“The big shot laugh ho… ho… ho…, the middle class laugh Hi… Hi… Hi…,” Mighty Charmer.
Over the past week, CHRISSY– a film made and screened in Barbados — has been playing to large audiences at the Tribeca Cinemas in Manhattan, and the Linden Theatre complex and church halls in Brooklyn and Queens. The New York launch is part of a larger effort to promote this classic film internationally. The promotional effort will continue over the next two weeks in other parts of the Tri-state and New Jersey.
On Friday May 17, 2013, the cold weather drifted north of the east coast and gifted a beautiful spring evening to the city of Manhattan. Just off Canal Street a red carpet lays with great expectation at the entrance to the reception area of Tribeca Cinemas, the launching pad of many international films.
Meanwhile, inside the home of film festivals, actors and a support cast — live and direct from Barbados — were preparing for a photo shoot and media interviews.
At 7 p.m. the two black American security guards turned the door keys and so began the reception for the patrons attending New York premiere of CHRISSY, a classy Bajan film about poverty, bullying, perseverance, and faith.
In the hour before the screening, several patrons were seen reconnecting with old friends, while the American press, Harlem Radio for example, interviewed the film’s producer and director, Marcia and Ken Weeks.
Eventually, that special moment arrived and after remarks by officers of the consulate at New York, comedian Mac Fingall gave the order for the showing to commence. It lasted about two hours after which actors, the producer and directors were officially presented.
The applause was loud and long as the members of the cast thanked patrons for coming and invited them to spread the word. They did more. Chevel Smith- Reid brought the house down when she said:
“I hope you know that that is not the real me. I would never sit on anyone like that.”
A beautiful evening eventually folded when Master of Ceremonies, Andre Padmore, reminded one and all of the time constraint.
Now listen to a few comments:
Dr. Pauline Bynoe, a former professor at the prestigious Brooklyn College, expressed her enjoyment and critiqued the film in this way:
“It is a remarkable piece of work. It has a good story and should be more widely shared perhaps as part of PBS – Public Broadcasting Service – programmes.

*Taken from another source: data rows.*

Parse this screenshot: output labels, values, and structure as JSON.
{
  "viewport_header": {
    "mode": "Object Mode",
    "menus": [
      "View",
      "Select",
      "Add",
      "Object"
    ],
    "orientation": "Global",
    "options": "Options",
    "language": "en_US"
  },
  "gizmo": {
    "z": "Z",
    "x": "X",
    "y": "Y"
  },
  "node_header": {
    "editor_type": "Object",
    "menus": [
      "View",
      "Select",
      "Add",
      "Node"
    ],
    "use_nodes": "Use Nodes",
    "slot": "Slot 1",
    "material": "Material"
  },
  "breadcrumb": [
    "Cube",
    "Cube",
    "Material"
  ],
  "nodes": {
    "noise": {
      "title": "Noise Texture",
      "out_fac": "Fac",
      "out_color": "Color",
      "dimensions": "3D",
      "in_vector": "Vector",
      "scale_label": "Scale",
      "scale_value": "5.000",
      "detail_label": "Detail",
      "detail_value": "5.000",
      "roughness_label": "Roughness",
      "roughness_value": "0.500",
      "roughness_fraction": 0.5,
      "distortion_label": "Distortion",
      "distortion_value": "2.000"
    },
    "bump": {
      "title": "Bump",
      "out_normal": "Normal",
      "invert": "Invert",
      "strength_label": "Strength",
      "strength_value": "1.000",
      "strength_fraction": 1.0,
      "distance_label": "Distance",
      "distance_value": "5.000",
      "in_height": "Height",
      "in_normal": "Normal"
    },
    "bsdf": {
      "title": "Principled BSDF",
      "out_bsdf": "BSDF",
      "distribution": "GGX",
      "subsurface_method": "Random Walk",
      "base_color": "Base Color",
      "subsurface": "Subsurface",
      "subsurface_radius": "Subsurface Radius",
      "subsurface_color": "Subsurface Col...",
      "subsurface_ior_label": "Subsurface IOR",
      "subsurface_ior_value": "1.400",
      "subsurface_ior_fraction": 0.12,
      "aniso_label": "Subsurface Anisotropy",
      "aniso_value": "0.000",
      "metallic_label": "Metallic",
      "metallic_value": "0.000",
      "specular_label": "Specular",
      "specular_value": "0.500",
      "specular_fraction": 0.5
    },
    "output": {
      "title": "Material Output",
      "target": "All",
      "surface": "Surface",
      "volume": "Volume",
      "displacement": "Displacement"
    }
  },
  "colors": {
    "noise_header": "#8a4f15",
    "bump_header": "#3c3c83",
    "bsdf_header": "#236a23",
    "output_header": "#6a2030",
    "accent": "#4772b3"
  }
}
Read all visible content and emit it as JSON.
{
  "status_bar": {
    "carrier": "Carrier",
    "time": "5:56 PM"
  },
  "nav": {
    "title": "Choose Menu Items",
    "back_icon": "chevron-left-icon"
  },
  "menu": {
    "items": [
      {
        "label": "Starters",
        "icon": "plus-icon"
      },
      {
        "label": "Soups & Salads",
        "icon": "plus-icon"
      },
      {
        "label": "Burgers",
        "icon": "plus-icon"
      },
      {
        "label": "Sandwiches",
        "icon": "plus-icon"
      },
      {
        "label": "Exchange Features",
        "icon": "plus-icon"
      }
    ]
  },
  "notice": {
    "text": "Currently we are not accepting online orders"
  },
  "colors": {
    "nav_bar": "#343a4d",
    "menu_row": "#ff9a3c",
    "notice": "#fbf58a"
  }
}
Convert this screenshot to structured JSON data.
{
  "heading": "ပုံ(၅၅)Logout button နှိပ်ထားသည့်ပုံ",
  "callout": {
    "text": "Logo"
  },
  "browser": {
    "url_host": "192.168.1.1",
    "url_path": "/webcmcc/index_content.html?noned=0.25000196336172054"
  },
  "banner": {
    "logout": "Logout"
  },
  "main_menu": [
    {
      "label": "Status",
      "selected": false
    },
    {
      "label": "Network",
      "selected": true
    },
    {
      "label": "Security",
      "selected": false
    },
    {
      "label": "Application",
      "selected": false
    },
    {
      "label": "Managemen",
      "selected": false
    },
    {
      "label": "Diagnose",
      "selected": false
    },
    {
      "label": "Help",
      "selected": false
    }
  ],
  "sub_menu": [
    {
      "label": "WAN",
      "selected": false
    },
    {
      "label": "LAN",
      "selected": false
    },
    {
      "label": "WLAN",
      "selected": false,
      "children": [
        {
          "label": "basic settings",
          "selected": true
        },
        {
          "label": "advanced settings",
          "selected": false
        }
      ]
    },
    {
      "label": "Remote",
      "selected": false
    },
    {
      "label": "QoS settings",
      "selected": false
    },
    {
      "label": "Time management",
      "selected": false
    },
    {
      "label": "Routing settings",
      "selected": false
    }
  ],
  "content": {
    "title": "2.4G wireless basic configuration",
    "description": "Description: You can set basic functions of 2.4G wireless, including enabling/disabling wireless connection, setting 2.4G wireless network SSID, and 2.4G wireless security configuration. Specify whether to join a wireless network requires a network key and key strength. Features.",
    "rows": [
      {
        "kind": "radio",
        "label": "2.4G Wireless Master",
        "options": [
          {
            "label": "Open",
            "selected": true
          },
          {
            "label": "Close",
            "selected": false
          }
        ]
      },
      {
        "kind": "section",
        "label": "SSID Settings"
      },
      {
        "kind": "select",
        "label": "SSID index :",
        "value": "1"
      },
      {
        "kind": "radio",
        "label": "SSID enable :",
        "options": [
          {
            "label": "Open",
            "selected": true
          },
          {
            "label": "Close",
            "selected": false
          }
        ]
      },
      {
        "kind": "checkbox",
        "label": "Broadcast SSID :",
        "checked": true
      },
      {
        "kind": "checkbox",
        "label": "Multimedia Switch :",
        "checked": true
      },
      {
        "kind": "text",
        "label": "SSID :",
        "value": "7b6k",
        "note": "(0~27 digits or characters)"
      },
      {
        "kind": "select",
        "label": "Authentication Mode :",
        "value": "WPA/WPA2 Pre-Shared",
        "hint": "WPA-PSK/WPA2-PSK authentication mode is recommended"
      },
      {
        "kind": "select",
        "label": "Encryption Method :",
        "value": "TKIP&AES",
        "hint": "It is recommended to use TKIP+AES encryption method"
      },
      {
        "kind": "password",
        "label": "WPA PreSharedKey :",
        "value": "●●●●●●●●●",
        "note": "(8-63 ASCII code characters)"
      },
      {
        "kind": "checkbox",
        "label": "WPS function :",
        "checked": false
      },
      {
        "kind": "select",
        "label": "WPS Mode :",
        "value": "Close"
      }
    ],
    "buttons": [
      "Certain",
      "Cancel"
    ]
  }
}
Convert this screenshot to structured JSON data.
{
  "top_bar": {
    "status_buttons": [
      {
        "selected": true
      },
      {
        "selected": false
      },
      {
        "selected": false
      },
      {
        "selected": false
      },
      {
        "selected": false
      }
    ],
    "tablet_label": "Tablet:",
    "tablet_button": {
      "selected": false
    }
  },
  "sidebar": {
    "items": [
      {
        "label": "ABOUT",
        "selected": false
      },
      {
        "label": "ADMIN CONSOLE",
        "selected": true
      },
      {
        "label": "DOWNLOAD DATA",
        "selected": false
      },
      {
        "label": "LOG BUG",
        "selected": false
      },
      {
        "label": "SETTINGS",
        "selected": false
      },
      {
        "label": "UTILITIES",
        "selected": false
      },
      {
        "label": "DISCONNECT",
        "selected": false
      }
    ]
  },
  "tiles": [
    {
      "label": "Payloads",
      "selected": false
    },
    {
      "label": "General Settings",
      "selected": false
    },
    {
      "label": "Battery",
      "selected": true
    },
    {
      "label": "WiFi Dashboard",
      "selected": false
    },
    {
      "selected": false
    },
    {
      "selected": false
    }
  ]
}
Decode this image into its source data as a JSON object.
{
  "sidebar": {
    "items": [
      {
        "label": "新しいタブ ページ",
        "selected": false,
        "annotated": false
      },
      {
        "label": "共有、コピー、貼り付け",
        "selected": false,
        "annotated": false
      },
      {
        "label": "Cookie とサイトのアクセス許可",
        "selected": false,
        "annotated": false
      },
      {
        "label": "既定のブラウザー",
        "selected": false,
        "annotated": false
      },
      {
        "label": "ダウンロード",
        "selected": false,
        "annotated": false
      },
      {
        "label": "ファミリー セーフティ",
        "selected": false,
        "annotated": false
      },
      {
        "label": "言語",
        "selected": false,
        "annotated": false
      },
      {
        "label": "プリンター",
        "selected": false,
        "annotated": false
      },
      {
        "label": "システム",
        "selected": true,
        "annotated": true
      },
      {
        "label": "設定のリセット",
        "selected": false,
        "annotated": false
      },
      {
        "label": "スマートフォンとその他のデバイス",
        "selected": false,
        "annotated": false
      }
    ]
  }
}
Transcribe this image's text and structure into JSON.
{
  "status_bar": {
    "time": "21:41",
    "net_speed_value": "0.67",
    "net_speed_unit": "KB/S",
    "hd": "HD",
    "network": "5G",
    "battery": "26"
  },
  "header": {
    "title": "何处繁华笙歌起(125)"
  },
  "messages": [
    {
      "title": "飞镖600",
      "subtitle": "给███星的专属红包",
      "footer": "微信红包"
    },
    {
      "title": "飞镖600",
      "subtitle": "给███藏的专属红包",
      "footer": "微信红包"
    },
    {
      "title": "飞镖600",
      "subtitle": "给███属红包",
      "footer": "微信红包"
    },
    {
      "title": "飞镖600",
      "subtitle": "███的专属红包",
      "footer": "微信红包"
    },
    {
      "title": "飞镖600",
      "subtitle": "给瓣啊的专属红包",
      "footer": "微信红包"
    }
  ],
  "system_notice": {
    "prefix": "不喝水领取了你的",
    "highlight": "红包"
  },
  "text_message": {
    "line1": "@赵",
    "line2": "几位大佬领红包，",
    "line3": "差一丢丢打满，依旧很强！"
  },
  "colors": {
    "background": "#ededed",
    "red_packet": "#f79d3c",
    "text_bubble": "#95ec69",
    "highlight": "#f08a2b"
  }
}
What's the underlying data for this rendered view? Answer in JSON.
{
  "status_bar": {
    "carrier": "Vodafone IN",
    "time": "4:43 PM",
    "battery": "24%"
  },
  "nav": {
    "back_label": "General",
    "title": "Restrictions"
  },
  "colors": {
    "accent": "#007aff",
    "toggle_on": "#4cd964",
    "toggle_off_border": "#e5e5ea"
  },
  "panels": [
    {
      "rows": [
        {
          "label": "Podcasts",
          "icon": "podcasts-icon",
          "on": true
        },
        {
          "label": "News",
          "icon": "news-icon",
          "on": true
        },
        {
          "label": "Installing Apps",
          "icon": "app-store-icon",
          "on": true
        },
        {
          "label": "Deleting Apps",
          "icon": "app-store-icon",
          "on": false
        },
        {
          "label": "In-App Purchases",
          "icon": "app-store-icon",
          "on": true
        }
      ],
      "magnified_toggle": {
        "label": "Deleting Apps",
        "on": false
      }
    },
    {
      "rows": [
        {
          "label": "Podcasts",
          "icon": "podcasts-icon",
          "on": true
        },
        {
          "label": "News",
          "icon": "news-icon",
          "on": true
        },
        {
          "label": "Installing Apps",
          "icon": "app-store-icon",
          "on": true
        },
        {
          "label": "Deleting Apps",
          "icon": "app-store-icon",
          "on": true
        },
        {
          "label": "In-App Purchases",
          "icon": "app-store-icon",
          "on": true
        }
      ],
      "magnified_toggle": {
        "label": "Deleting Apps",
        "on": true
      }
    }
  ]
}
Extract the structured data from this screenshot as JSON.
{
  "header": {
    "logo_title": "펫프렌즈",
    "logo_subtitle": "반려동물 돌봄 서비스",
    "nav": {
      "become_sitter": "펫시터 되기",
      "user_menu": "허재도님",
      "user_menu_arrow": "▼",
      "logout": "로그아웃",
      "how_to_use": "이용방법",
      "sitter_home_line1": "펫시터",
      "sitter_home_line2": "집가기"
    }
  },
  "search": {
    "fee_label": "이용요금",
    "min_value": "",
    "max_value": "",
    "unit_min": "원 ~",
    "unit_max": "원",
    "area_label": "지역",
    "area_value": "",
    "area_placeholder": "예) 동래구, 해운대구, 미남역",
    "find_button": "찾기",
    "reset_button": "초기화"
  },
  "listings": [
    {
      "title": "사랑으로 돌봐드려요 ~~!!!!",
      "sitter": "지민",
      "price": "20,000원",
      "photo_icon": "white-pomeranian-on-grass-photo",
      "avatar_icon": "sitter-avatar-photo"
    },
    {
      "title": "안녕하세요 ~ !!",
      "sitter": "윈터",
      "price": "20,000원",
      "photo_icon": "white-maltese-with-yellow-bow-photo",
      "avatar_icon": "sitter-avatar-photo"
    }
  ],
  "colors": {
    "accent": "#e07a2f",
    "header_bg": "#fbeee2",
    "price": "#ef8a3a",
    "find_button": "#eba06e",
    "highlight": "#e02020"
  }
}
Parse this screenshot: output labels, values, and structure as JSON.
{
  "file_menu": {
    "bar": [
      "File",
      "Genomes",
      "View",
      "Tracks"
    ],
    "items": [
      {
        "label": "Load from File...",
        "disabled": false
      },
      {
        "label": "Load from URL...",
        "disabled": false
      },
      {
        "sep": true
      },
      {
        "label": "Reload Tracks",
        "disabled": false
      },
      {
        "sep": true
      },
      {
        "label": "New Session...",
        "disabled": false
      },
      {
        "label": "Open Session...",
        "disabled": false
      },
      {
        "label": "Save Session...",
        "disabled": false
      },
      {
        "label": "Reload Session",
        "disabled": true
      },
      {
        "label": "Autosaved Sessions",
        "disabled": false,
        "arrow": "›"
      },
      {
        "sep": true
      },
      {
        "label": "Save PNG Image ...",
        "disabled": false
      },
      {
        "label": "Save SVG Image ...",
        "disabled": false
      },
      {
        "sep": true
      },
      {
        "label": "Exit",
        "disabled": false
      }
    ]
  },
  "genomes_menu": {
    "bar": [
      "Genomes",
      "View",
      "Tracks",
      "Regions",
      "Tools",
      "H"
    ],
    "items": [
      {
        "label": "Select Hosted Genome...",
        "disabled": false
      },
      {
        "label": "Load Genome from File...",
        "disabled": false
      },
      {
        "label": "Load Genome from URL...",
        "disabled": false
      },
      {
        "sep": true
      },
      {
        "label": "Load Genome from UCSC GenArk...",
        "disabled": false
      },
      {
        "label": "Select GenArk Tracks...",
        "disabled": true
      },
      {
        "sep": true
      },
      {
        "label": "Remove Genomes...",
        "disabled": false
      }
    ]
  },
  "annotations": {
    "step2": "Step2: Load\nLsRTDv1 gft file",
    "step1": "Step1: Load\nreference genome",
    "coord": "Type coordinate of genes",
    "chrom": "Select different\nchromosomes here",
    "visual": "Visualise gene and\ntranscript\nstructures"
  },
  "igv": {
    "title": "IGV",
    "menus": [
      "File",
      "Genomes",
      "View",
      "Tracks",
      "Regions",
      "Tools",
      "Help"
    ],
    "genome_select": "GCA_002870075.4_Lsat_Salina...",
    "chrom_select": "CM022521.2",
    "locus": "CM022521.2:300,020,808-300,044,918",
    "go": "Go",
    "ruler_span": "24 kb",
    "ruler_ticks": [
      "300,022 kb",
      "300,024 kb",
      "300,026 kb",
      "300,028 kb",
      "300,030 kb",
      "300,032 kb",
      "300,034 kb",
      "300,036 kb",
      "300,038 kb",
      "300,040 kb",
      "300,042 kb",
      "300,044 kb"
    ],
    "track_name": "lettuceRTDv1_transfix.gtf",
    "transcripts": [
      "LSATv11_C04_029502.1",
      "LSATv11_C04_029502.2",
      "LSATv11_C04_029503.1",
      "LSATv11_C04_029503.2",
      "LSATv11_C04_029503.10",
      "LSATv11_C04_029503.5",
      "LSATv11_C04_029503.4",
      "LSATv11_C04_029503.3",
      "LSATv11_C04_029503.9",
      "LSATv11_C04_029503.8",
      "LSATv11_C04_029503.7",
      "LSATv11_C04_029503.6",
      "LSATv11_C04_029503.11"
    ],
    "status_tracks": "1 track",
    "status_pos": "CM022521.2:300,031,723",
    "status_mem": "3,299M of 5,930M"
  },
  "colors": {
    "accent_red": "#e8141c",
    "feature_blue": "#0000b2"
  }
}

We must find a way to get it there.”
Consul General Lennox Price and Ambassador Joseph Goddard both said that they were tremendously impressed.
“Without question, CHRISSY as well as the actors who came to the Diaspora as part of the promotional package were well received. The plot contrasts poverty and wealth as expressed in status, in language, in images of the physical landscape and property. Many subliminal messages feed the twist and turns and the conflict is resolved by the mindfulness of the forgiving children who ensure that the underdog cherishes adversity as a weapon of success.
“Excellent,” said Goddard.
CHRISSY, is a loaded gun with the capacity to provide a shot in the arm for any community that is willing to acknowledge that everything of value is clearly shaped by the furnace of adversity. Indeed, the Marcia and Ken Weekes production must be added to the family of masterpieces like the Mighty Charmer’s The Big Shot Laugh, Gabby’s Emmerton, and Red Plastic Bag’s Harding Can’t Burn.
Ultimately, if the patron response at other showings is any guide, this movie is a larger than life mirror with the capacity to evoke a wide range of emotions.
Mac Fingall, who admitted that every time he sees the movie he cries, shared the fact that when the movie was first shown in Barbados, John Public was ready to crucify the snooty teacher (my view) for her apparent resentment of Crissy. For him, that expressed emotion was a tribute to her acting. It could also mean that Barbadians love the underdog.
So did you see Chrissy? Did you laugh or cry, or were you silent or did you shout, or all of them?
Next week. What the Guyanese had to say about Mac Fingall and Chrissy.